We are the only Apple company in the village
Apple has won the case against Psystar, which has been
selling Mac clones running Mac OS X.
U.S. District Court Judge William Alsup granted Apple's
request for a summary judgement, while denying Psystar's counterclaim. He said that Psystar has violated Apple's exclusive
reproduction right, distribution right, and right to create derivative works.
Apple sued in July 2008, a few months after Psystar began
selling Mac clones. Psystar's claimed it could run Apple's Mac OS X operating
system on non-Apple machines. Apple denied this, stating that its
Mac OS X end user license agreement allows people to install the OS on
Apple computers only.
Both Apple and Psystar had a requested a summary judgment, which is a determination made without trial based on the merits of a
case. The judge rejected Psystar could claim fair use because
it did not even attempt to address the four factors used to determine
Psystar's could not claim "first sale"
doctrine, which allows someone who buys copyrighted material to sell it. Alsup said this
doctrine did not apply to the "unauthorized copies" that
Psystar produced.
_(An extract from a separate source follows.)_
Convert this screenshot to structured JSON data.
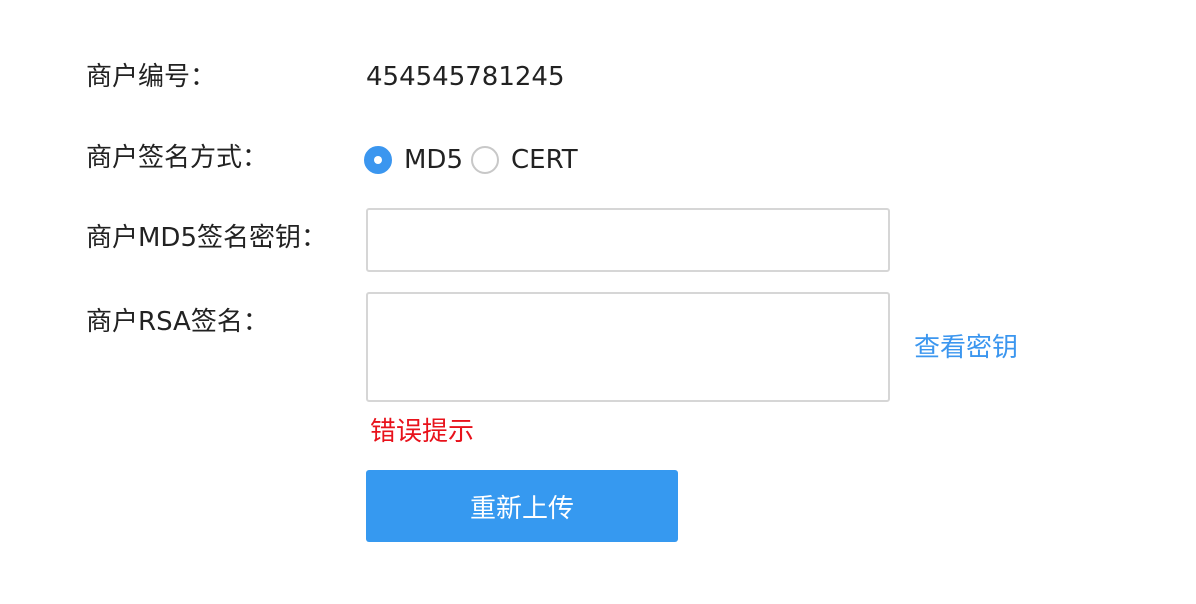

Psystar violated the Digital Millennium Copyright Act
because it circumvented Apple's protection barrier, the judge added.